Human Enhancement Projects: Challenges, Opportunities and Implications on Space ExplorationAuthor(s): Reza Rastmanesh 1* , Radek Trnka 2 and Matti Pitkanen3
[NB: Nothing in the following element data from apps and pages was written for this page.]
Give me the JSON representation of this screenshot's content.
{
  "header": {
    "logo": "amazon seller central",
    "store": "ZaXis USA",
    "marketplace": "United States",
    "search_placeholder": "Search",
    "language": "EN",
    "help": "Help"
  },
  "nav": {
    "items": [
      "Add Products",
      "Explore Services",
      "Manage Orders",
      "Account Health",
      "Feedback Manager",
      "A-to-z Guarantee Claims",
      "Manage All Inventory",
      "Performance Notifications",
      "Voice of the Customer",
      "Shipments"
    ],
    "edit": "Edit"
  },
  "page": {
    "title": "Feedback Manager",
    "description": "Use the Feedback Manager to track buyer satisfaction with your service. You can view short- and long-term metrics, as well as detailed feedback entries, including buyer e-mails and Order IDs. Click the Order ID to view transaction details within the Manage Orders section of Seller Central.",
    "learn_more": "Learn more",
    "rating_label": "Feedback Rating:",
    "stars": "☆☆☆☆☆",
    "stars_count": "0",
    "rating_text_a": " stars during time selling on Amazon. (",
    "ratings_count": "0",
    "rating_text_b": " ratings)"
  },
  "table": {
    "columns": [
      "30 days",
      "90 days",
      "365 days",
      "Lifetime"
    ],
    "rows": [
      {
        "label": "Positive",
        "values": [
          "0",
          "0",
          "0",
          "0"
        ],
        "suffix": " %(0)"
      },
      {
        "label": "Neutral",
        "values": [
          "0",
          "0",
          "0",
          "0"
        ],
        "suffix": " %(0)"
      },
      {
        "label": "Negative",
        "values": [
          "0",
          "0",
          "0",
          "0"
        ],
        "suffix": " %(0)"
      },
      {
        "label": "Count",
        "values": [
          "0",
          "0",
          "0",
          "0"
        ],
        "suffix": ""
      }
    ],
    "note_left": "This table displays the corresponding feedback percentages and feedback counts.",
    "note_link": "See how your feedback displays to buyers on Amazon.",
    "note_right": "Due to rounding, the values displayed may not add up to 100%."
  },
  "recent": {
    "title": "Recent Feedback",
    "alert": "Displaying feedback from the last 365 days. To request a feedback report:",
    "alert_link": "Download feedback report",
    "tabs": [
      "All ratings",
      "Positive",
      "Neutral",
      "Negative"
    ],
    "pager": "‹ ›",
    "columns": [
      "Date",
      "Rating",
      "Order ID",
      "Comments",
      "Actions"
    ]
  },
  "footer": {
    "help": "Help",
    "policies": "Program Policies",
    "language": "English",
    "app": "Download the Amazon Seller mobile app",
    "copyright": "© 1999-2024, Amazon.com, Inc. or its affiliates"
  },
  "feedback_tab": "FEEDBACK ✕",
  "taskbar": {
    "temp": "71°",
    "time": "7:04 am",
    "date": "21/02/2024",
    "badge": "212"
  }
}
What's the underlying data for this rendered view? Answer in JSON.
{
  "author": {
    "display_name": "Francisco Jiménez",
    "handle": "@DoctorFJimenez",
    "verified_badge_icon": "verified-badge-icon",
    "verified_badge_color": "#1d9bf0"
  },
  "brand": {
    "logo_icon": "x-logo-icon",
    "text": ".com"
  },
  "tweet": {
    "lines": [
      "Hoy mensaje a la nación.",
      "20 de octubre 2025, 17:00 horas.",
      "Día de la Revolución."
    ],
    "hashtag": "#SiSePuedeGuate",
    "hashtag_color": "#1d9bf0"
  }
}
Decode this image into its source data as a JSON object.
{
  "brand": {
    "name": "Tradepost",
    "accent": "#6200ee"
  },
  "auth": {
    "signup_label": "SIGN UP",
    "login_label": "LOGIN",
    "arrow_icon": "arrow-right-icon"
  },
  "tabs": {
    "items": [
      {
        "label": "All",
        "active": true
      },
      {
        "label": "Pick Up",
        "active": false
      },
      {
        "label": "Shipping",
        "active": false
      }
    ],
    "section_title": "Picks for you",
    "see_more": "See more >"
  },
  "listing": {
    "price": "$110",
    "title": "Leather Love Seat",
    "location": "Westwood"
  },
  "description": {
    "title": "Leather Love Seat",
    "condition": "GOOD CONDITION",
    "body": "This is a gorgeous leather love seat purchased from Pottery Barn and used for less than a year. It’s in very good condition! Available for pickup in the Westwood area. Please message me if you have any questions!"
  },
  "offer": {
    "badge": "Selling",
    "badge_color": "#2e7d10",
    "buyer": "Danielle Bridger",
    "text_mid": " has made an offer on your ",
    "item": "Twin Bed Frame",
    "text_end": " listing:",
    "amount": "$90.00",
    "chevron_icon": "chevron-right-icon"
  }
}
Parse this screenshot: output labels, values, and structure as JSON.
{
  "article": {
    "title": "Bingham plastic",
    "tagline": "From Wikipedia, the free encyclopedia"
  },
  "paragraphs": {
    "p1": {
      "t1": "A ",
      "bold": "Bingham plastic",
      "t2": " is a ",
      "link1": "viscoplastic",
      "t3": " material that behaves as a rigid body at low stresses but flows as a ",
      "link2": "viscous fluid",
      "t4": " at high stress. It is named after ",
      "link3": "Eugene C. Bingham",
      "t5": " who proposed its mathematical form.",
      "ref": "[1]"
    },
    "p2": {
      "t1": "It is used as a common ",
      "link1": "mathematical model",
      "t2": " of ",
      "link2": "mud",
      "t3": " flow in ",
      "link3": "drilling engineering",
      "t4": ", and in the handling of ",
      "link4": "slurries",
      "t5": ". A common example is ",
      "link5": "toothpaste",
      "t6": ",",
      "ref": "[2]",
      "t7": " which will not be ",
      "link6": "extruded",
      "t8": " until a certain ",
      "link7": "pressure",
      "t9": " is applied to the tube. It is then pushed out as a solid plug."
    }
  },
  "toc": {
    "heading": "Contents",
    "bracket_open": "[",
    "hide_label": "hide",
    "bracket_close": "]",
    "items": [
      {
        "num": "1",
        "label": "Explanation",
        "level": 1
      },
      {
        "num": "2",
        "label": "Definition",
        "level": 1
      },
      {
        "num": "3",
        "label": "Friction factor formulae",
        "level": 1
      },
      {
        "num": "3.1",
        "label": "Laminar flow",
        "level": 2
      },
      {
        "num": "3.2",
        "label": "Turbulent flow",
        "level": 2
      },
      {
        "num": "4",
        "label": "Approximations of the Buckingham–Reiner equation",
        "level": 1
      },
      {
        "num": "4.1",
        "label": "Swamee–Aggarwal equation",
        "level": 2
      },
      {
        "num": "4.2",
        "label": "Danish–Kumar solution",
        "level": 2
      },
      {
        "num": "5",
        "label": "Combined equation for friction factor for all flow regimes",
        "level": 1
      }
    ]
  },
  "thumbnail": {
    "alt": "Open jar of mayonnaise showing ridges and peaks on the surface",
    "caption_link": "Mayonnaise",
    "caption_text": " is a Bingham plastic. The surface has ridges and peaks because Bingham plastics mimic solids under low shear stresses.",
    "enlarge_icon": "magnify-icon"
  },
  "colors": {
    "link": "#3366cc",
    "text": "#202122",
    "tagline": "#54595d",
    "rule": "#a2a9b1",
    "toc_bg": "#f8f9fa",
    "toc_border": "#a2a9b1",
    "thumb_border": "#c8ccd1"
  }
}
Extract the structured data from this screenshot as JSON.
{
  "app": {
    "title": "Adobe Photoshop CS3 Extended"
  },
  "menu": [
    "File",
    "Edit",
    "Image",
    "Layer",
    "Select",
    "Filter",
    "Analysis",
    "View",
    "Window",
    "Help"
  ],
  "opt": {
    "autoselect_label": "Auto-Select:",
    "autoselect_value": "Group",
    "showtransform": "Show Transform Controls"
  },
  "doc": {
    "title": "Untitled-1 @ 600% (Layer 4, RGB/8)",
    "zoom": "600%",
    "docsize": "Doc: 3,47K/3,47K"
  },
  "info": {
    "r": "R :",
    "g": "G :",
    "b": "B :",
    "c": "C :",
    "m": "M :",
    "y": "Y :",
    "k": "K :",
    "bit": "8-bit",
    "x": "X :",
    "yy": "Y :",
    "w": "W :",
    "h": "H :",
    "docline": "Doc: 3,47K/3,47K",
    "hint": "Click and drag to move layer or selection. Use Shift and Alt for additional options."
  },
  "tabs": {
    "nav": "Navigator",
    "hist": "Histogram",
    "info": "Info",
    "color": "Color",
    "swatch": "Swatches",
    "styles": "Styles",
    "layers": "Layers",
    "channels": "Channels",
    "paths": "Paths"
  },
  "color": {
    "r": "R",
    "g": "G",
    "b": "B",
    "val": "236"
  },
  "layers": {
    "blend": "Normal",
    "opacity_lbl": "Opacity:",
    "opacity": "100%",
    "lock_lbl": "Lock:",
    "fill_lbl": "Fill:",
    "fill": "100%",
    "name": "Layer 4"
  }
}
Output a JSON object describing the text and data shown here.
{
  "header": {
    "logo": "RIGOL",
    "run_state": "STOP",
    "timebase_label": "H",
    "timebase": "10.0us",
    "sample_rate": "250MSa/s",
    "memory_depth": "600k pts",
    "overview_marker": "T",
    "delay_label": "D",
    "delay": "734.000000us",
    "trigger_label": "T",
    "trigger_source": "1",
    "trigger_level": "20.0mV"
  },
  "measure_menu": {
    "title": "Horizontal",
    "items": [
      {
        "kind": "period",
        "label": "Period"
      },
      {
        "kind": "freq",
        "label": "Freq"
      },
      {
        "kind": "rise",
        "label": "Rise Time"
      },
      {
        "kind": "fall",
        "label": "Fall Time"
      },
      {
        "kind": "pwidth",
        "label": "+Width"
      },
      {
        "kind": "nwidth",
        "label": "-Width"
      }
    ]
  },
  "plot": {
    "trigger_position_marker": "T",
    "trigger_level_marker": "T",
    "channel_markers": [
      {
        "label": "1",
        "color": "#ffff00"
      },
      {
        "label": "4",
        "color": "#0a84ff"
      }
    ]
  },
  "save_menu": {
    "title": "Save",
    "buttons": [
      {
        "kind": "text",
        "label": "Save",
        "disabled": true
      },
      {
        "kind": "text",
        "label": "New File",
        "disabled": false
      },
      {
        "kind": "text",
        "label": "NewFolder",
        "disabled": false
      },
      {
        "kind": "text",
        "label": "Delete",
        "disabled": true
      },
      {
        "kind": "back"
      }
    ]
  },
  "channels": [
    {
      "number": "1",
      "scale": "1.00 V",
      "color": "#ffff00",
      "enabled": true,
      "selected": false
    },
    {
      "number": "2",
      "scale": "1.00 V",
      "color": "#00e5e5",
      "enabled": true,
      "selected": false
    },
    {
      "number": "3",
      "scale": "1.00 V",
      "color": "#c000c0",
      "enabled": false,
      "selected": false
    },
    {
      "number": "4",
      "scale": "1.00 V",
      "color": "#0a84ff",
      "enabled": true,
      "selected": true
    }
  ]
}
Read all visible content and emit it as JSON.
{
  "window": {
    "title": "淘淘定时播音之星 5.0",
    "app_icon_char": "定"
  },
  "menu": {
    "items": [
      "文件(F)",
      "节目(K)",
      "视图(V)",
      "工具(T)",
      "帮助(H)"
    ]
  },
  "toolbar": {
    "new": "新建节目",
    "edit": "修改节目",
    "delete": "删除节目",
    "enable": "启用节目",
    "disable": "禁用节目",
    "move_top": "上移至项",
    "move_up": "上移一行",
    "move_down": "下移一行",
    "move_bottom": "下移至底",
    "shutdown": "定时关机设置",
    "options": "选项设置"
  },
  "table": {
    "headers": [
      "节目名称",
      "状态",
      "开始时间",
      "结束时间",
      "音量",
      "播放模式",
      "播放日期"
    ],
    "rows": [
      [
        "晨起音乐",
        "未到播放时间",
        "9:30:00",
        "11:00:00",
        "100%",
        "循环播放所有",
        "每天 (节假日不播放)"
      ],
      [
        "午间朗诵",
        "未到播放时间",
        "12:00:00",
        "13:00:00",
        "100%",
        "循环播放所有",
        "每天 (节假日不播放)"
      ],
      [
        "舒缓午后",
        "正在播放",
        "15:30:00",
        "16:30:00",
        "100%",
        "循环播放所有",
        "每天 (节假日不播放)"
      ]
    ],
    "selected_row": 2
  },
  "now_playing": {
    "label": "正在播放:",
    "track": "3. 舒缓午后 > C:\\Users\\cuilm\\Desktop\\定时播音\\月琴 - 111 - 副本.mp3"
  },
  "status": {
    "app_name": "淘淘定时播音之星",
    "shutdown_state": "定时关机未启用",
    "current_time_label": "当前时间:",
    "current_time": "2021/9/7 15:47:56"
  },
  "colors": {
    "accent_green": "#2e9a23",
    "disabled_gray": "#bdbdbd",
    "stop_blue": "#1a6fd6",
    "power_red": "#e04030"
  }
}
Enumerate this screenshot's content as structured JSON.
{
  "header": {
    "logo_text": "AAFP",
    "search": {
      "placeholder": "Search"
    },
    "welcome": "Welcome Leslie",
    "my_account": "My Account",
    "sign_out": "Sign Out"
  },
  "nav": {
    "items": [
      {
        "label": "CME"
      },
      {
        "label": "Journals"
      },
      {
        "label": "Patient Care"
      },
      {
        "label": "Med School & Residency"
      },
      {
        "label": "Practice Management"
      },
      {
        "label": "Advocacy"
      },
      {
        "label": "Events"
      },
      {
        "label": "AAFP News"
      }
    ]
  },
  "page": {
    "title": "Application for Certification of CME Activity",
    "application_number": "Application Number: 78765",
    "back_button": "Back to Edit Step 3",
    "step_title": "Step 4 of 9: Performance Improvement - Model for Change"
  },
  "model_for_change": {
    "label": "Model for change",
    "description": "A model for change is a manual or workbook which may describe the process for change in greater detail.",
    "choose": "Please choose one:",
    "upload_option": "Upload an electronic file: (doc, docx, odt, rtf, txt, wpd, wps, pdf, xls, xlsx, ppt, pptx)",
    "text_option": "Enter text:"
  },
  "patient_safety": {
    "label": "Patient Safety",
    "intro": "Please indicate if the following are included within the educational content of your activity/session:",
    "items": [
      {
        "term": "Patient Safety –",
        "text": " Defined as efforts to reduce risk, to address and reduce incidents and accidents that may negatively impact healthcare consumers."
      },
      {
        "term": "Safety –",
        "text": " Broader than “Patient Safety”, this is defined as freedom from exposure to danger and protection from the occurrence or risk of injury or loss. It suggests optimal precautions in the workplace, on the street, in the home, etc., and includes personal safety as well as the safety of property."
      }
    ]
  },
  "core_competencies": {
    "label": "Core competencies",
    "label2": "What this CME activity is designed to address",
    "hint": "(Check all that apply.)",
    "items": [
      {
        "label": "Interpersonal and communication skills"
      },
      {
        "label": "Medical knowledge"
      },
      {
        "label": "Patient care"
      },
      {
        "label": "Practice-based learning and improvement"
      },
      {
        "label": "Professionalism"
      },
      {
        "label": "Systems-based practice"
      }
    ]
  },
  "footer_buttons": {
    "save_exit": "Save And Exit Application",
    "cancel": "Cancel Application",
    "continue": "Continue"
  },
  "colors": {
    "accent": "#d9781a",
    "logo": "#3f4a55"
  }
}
Einstein special relativity suggests that no signal can cause an effect outside the source light cone, and nothing can move faster than light through a vacuum. Brain operations are traditionally expected to be unable to reach the speed of light. Based on a rough calculation, it had been estimated that velocity of neural integration in the cortical paths in human brain may be close to the speed of light, which is an extreme overestimation and highly non-feasible. However, there is strong evidence from clinical trials and experimental studies suggesting that the velocity of information exchange within the brain can be enhanced considerably through the genetic modifications and pharmacological drugs, or by non-pharmacologic measures, e.g. transcranial helmets, nanodevices, and gadgets. Building on the recent empirical evidence across scientific disciplines, the theoretical paper formulates and discusses the possible implications that human enhancement may have for • Definition of human observer in biological physics, • Understanding human perceptual abilities and their biological limits including the velocity of neural information transfer, and • General relativity and quantum physic. A scenario-based method was used to illustrate the implications that human enhancement may potentially have for magnetoreception and the possibility of selective electromagnetic enhancement in humans. Furthermore, a potential of future human enhancements project for the understanding of human cognitive capacity including a priori and a posteriori reasoning is discussed. These theoretical discussions will have implications in future space explorations.